Anne Daguerre

The social policy of the US welfare state is based on a liberal model of social protection. The social contract is based on the idea that individuals of working age individuals should support themselves and their dependants thanks to their earned income. However, to have a job is no longer sufficient in protecting individuals against main social risks. President Obama has been elected on the promise that he will restore the American dream, whereby individual work is rewarded by upward social mobility. However, the Obama administration faces the challenge of rising social inequality and poverty, in an extremely difficult economic context.

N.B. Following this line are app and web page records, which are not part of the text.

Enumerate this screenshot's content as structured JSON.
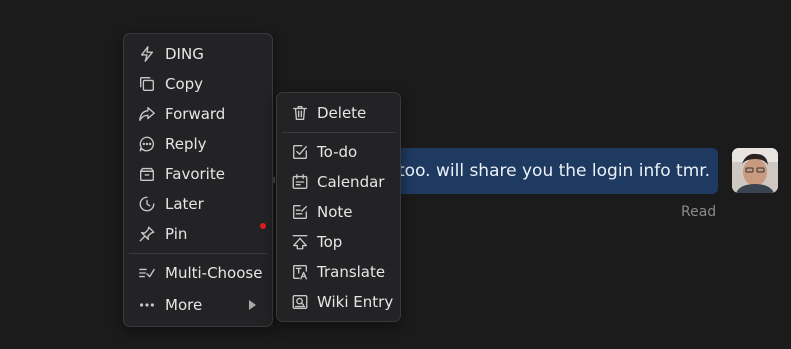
{
  "main_menu": {
    "items": [
      {
        "label": "DING",
        "icon": "lightning-icon"
      },
      {
        "label": "Copy",
        "icon": "copy-icon"
      },
      {
        "label": "Forward",
        "icon": "forward-icon"
      },
      {
        "label": "Reply",
        "icon": "reply-icon"
      },
      {
        "label": "Favorite",
        "icon": "favorite-icon"
      },
      {
        "label": "Later",
        "icon": "clock-icon"
      },
      {
        "label": "Pin",
        "icon": "pin-icon"
      },
      {
        "label": "Multi-Choose",
        "icon": "multi-choose-icon"
      },
      {
        "label": "More",
        "icon": "more-icon"
      }
    ]
  },
  "more_menu": {
    "items": [
      {
        "label": "Delete",
        "icon": "trash-icon"
      },
      {
        "label": "To-do",
        "icon": "todo-icon"
      },
      {
        "label": "Calendar",
        "icon": "calendar-icon"
      },
      {
        "label": "Note",
        "icon": "note-icon"
      },
      {
        "label": "Top",
        "icon": "top-icon"
      },
      {
        "label": "Translate",
        "icon": "translate-icon"
      },
      {
        "label": "Wiki Entry",
        "icon": "wiki-icon"
      }
    ]
  },
  "message": {
    "text": "too. will share you the login info tmr.",
    "status": "Read"
  },
  "colors": {
    "background": "#1b1b1c",
    "menu_bg": "#232325",
    "bubble": "#1f3a60",
    "unread_dot": "#e01e1e"
  }
}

The Great Recession has laid bare the gaps of the safety net: a growing proportion of families must choose between paying for food or rent. To understand the inadequacies of the US social protection system, it is necessary to study the structure of public assistance programmes, as well as labour market trends and the impact of the recession on low-income households. This analysis will shed light on the main characteristics of the Obama administration’s response to the economic crisis.